According to ClimateImpact.com: “Reducing emissions pays off both environmentally and financially: companies that reduced reported emissions year over year earned on average nearly $1 billion more in profit per company than their Fortune Global 500 peers.”

Figure 3: Electrical high potential voltage test of PanelView during remanufacturing process.

Figure 3: Electrical high potential voltage test of PanelView during remanufacturing process. Courtesy: Rockwell Automation

Prolonging asset life with cost savings

Making a quantifiable impact doesn’t necessarily have to mean big operational changes or capital investment. Fortunately, there is an easy and sustainable way to prolong the life of production assets in a plant: Leverage remanufacturing services to repair assets to like-new condition and keep production up and running.

The International Resource Panel estimated remanufacturing preserves 85% of energy expended and uses almost 90% fewer raw materials than the production of the original product. Manufacturers should look for repair partners that use genuine parts, offer advanced testing capabilities and have years of experience.

With electronic waste accounting for 2% of solid waste streams but constituting 70% of hazardous material in landfills, confirm the repair partner has appropriate end-of-life or disposal policies for e-waste. For example, if they can reduce landfill dependency by recycling a significant portion of the repair process waste stream, repair vendors can help support their customers’ sustainability goals.

Some suppliers also offer repair and inventory agreements to help a company focus on its greatest obsolescence risk areas, streamline its parts inventory and provide cost savings through the bundling of repairs.

A recent development offered with some repair agreements is a tool that helps quantify and provide metrics on the impact customers can have by repairing industrial automation assets vs. buying brand-new products. What can be measured can be managed. For example, if there is no gas gauge in a car, it’s difficult to know when the tank needs filling, and whether the mileage is good or bad.
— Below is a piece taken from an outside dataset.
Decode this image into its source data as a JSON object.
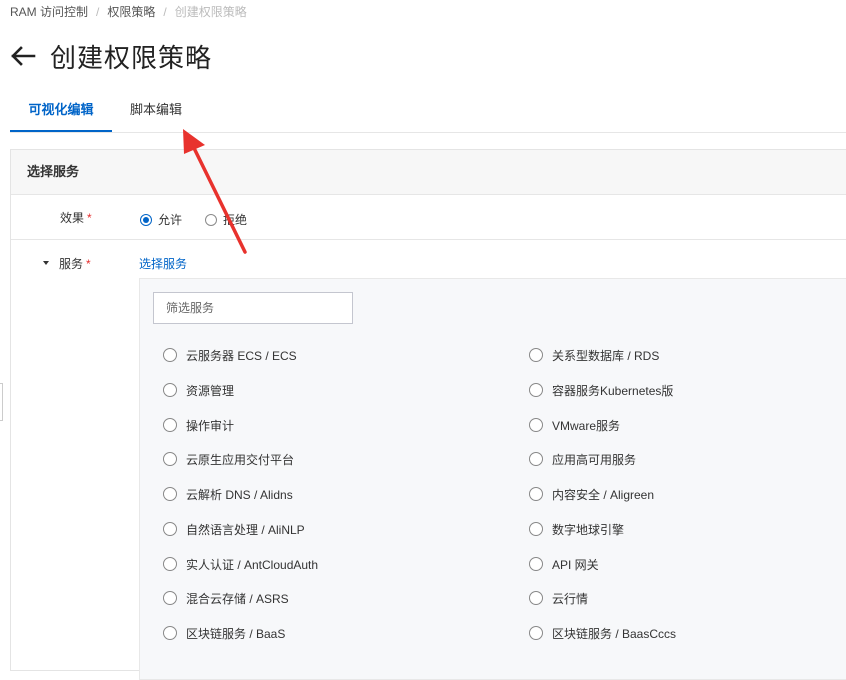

A repair and sustainability dashboard can help tell the story by inputting the product type, dimensions and weight, and calculating how much carbon emissions would be saved by repairing that product vs. replacing it. These sustainability metrics (including cost savings) can be reported back to appropriate business units in the company, helping to measure how the company is reducing scope 3 emissions and meeting corporate sustainability goals.

It also is important to understand the planet’s resources are limited. Gone are the days where the traditional linear economic model and culture was “take, make and waste.” New and better economic models and principles around circularity are needed and a circular economy loop can prolong the useful value of industrial automation products.

Figure 4: Testing a PowerFlex drive during remanufacturing process.

Figure 4: Testing a PowerFlex drive during remanufacturing process. Courtesy: Rockwell Automation

Efficient and effective operations

Sustainability initiatives are at play in the corporate world. It’s important to understand and be open to the concept of global environmental management because the requirements are only going to increase. If legislation hits tomorrow, companies will be required to report on metrics like scope 3 emissions, whether that legislation is enacted next year or 10 years from now. Plant personnel also need to understand the basics and know how they can move the sustainability needle in their positions, and how it connects back up to the corporation’s larger goals.

Partnering with a trusted, sustainable supplier can help organizations improve at the plant operations level by increasing machine reliability, optimizing production operations, increasing material efficiency and reducing manufacturing waste. Companies should look for a partner that enables customers to achieve their own sustainability goals to make a positive impact on the world.

Author Bio: Jason Mannion (jason.mannion@rockwellautomation.com) is global program manager for digital insights and sustainability at Rockwell Automation.